> Problem description
Select the lines of the records containing the word "Dashboard" and list them.

***** Source information

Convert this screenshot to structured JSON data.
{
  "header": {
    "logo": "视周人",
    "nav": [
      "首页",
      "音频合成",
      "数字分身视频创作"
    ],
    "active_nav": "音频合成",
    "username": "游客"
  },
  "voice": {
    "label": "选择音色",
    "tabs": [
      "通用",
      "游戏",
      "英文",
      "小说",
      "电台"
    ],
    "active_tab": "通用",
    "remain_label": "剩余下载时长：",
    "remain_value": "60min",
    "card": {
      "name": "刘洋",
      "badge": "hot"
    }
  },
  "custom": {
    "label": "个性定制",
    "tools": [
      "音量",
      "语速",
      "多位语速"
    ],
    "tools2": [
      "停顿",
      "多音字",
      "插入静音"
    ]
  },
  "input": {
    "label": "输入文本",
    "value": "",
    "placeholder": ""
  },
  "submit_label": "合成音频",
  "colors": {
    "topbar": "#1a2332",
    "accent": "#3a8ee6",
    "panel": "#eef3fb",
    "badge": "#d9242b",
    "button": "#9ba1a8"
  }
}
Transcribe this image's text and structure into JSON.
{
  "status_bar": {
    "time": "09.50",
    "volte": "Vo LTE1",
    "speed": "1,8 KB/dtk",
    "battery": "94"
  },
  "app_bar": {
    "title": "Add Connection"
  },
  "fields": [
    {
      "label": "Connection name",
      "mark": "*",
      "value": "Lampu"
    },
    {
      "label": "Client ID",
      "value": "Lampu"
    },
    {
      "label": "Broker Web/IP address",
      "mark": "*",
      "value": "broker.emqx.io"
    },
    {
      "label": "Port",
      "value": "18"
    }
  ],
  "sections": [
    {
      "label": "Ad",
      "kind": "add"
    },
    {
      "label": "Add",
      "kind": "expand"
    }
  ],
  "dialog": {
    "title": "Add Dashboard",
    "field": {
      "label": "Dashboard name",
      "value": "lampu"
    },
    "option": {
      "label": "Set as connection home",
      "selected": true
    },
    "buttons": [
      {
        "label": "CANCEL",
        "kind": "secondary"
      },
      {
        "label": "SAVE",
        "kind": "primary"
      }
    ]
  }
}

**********

> Answer section
    "title": "Add Dashboard",
      "label": "Dashboard name",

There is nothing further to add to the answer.